*** Available data Section Begins ***
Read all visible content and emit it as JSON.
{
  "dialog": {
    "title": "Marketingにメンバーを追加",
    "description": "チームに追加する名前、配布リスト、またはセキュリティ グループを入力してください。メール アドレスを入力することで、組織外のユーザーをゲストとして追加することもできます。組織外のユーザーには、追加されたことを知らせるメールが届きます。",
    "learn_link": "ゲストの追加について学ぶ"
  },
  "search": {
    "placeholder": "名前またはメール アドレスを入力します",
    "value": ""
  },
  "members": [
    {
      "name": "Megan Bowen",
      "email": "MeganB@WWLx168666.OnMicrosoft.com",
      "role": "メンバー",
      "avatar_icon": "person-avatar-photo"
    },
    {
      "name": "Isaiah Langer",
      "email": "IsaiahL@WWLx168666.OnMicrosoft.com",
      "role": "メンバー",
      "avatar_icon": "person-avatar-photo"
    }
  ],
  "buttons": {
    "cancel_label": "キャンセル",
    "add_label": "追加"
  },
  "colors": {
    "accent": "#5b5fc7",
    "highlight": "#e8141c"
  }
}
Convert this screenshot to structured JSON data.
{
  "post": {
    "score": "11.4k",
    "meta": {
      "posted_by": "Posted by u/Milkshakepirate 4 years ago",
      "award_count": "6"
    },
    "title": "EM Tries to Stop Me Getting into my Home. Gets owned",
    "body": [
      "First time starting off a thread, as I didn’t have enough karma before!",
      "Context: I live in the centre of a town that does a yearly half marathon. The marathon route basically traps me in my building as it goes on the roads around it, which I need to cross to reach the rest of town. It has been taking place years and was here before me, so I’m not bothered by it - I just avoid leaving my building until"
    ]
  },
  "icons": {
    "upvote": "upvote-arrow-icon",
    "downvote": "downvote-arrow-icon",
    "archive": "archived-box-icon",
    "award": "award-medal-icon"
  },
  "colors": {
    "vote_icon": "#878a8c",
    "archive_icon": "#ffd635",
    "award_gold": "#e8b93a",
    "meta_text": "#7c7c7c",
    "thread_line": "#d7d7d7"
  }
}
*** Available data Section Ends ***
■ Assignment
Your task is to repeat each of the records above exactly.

■ Task answer
Read all visible content and emit it as JSON.
{
  "dialog": {
    "title": "Marketingにメンバーを追加",
    "description": "チームに追加する名前、配布リスト、またはセキュリティ グループを入力してください。メール アドレスを入力することで、組織外のユーザーをゲストとして追加することもできます。組織外のユーザーには、追加されたことを知らせるメールが届きます。",
    "learn_link": "ゲストの追加について学ぶ"
  },
  "search": {
    "placeholder": "名前またはメール アドレスを入力します",
    "value": ""
  },
  "members": [
    {
      "name": "Megan Bowen",
      "email": "MeganB@WWLx168666.OnMicrosoft.com",
      "role": "メンバー",
      "avatar_icon": "person-avatar-photo"
    },
    {
      "name": "Isaiah Langer",
      "email": "IsaiahL@WWLx168666.OnMicrosoft.com",
      "role": "メンバー",
      "avatar_icon": "person-avatar-photo"
    }
  ],
  "buttons": {
    "cancel_label": "キャンセル",
    "add_label": "追加"
  },
  "colors": {
    "accent": "#5b5fc7",
    "highlight": "#e8141c"
  }
}
Convert this screenshot to structured JSON data.
{
  "post": {
    "score": "11.4k",
    "meta": {
      "posted_by": "Posted by u/Milkshakepirate 4 years ago",
      "award_count": "6"
    },
    "title": "EM Tries to Stop Me Getting into my Home. Gets owned",
    "body": [
      "First time starting off a thread, as I didn’t have enough karma before!",
      "Context: I live in the centre of a town that does a yearly half marathon. The marathon route basically traps me in my building as it goes on the roads around it, which I need to cross to reach the rest of town. It has been taking place years and was here before me, so I’m not bothered by it - I just avoid leaving my building until"
    ]
  },
  "icons": {
    "upvote": "upvote-arrow-icon",
    "downvote": "downvote-arrow-icon",
    "archive": "archived-box-icon",
    "award": "award-medal-icon"
  },
  "colors": {
    "vote_icon": "#878a8c",
    "archive_icon": "#ffd635",
    "award_gold": "#e8b93a",
    "meta_text": "#7c7c7c",
    "thread_line": "#d7d7d7"
  }
}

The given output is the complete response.